- Directions for this task
From the entries that follow, report every line in which "Información" occurs.

- Material supplied

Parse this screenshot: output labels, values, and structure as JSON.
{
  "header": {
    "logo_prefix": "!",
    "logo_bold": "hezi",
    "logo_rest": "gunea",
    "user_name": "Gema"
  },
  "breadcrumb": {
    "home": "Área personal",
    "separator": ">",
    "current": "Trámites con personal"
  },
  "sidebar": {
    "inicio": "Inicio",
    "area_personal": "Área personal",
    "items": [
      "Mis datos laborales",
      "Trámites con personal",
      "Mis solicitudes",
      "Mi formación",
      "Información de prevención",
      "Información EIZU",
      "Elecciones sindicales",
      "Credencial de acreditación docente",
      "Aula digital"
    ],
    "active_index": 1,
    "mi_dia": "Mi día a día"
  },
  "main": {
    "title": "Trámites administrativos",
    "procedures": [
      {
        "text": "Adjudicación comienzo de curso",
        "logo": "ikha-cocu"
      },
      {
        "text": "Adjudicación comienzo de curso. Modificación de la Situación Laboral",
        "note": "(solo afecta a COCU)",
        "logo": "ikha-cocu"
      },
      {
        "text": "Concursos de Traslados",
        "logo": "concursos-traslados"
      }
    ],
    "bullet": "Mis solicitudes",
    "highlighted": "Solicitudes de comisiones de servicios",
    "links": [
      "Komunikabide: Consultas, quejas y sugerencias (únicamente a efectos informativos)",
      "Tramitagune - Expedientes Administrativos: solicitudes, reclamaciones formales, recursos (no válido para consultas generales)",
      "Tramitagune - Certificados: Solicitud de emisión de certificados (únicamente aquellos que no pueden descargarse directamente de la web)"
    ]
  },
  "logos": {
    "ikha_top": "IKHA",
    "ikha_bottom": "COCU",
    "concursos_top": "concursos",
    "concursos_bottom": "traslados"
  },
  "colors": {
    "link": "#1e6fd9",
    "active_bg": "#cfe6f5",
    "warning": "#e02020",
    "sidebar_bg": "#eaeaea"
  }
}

- Your solution
      "Información de prevención",
      "Información EIZU",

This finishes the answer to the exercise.